------ Given data ------
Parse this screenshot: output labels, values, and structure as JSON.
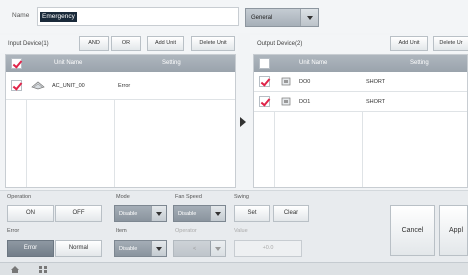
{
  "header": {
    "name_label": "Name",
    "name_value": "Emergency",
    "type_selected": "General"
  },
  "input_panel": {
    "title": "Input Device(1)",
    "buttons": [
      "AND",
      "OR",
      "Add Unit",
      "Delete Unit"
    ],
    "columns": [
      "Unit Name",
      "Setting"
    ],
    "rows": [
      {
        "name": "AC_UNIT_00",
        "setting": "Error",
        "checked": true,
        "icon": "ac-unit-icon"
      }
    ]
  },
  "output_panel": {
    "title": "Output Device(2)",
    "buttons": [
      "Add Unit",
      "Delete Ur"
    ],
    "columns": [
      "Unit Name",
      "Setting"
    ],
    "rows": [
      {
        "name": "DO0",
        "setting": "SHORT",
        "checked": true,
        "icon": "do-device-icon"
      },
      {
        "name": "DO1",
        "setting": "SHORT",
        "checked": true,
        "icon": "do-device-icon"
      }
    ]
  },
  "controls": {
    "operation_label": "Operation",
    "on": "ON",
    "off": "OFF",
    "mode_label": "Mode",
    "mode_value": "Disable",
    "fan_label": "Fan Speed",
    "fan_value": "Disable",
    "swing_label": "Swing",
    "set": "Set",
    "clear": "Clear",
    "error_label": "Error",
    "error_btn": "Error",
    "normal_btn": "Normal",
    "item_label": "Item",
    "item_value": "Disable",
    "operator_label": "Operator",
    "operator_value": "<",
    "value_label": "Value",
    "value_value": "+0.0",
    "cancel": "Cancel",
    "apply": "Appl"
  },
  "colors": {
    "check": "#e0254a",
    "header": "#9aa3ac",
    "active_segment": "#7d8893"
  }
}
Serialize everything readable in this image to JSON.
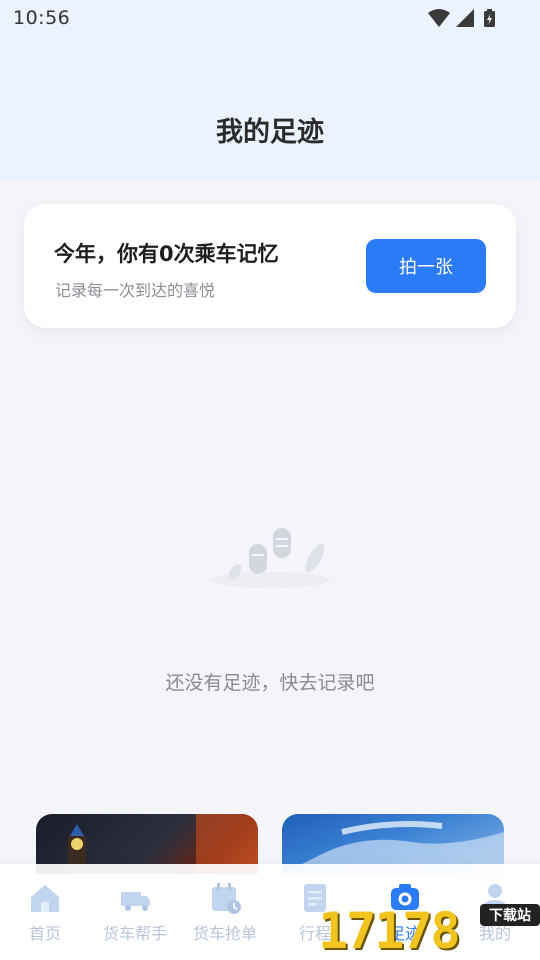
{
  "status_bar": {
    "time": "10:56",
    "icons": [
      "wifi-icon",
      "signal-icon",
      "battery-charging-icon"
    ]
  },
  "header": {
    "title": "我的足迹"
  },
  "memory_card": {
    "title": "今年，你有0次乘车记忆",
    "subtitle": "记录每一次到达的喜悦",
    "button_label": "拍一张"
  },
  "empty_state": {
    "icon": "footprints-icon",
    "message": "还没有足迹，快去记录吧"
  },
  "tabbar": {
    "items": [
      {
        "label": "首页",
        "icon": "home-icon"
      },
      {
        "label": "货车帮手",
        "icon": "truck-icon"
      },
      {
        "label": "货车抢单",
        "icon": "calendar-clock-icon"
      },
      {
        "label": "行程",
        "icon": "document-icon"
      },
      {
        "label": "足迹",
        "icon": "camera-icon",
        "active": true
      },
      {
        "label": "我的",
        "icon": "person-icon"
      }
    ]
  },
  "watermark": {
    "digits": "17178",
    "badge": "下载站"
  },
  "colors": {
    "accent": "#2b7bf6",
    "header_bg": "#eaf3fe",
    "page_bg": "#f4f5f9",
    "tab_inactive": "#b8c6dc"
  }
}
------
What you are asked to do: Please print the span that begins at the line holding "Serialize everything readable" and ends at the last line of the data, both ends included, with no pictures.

Response below:
Serialize everything readable in this image to JSON.
{
  "status_bar": {
    "time": "10:56",
    "icons": [
      "wifi-icon",
      "signal-icon",
      "battery-charging-icon"
    ]
  },
  "header": {
    "title": "我的足迹"
  },
  "memory_card": {
    "title": "今年，你有0次乘车记忆",
    "subtitle": "记录每一次到达的喜悦",
    "button_label": "拍一张"
  },
  "empty_state": {
    "icon": "footprints-icon",
    "message": "还没有足迹，快去记录吧"
  },
  "tabbar": {
    "items": [
      {
        "label": "首页",
        "icon": "home-icon"
      },
      {
        "label": "货车帮手",
        "icon": "truck-icon"
      },
      {
        "label": "货车抢单",
        "icon": "calendar-clock-icon"
      },
      {
        "label": "行程",
        "icon": "document-icon"
      },
      {
        "label": "足迹",
        "icon": "camera-icon",
        "active": true
      },
      {
        "label": "我的",
        "icon": "person-icon"
      }
    ]
  },
  "watermark": {
    "digits": "17178",
    "badge": "下载站"
  },
  "colors": {
    "accent": "#2b7bf6",
    "header_bg": "#eaf3fe",
    "page_bg": "#f4f5f9",
    "tab_inactive": "#b8c6dc"
  }
}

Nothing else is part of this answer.